One of the things I love about Brown Pelicans is their personality. They always seem to be aware of everything going on around them. As I photograph them in flight, they always seem to look right at me, checking me out to see what I’m up to. On the docks they often act like they own the place, not intimidated at all by humans. They are very curious birds. With curiosity can come trouble, if one isn’t schooled properly.
In my painting entitled The Mentor, I’ve depicted two Brown Pelicans flying low over breaking waves. They’ve ventured out on a gray day, not knowing if the weather will take a turn for the worse. In the lead is the mature adult (white head and grayish body), followed closely by the large juvenile (brownish). Whatever move the adult makes the juvenile follows.
Brown Pelicans are usually non-migratory. When seen flying in formation or hanging around the docks together, most likely they are from the same breeding ground. In this painting the two birds could be related or the adult could just be taking the younger bird under its wing, so to speak. ☺
In either case, from this image my mind conjures up images of the mentor taking the juvenile to his favorite fishing spot, teaching him how to use his gular pouch in the most efficient way, and pointing out which fish are the tastiest. Another feeding lesson learned is to follow the fishing and shrimp boats into port, have patience, and go after the unwanted throwaways from the fishermen. Never go after a fisherman’s catch!
Importantly, the mentor passes along flying tips, wind conditions, when to fly low and ride the waves, when to go high, how to dive from a certain height to best see the fish from above, and all about surf conditions.
Brown Pelicans always captivate me. Seeing them glide so easily on windy days over rough surf fascinates me. My love of water and pelicans compelled me to paint The Mentor. I wanted to create a tonal piece using a limited palette. A combination of blues, browns, and whites were mixed to create the variety of gray tones. Limited use of Thalo green, Viridian green, and Yellow Ochre were added to create some translucency in the waves. A tad of Ivory black was added to some of the darkest colors.
In the end, it was my desire to create action, while maintaining an overall calmness to the scene.
Fortunately Brown Pelicans flying along the coast are now a common sight, after a number of years when their population was in decline.
Thank you for following my art and for reading my journal.
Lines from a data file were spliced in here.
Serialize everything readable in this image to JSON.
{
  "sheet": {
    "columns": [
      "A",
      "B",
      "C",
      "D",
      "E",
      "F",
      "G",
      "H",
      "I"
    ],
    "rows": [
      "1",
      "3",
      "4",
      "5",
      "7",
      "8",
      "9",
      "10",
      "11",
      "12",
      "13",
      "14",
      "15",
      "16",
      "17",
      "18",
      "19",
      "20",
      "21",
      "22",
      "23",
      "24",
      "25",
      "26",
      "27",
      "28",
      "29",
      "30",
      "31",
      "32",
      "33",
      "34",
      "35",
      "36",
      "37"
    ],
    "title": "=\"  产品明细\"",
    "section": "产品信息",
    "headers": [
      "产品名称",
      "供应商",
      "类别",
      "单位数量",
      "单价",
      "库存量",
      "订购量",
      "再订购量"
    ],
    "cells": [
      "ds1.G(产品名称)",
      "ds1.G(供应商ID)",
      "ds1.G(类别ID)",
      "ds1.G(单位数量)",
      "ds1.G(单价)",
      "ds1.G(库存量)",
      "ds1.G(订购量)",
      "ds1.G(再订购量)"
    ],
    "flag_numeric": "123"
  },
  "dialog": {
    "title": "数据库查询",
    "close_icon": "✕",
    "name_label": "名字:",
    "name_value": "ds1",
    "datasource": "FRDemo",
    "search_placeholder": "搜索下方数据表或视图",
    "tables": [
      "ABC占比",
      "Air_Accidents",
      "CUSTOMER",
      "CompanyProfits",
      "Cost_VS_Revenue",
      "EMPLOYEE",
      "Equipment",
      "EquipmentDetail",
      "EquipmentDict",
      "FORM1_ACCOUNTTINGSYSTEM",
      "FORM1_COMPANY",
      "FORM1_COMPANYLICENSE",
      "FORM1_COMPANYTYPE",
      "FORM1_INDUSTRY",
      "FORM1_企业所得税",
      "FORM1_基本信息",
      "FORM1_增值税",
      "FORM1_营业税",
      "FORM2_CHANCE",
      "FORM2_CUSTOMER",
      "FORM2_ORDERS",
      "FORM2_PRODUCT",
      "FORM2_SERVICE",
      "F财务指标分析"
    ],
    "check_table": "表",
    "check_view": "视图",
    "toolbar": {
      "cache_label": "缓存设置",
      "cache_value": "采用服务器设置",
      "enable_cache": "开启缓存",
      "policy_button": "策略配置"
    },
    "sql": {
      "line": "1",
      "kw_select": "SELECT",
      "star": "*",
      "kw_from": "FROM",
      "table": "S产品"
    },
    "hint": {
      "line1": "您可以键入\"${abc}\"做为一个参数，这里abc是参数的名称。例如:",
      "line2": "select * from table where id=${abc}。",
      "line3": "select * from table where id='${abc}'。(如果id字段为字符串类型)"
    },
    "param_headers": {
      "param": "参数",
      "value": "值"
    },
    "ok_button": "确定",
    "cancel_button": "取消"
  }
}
I’m not sure what is going to be on the easel next but it could be another pelican! ☺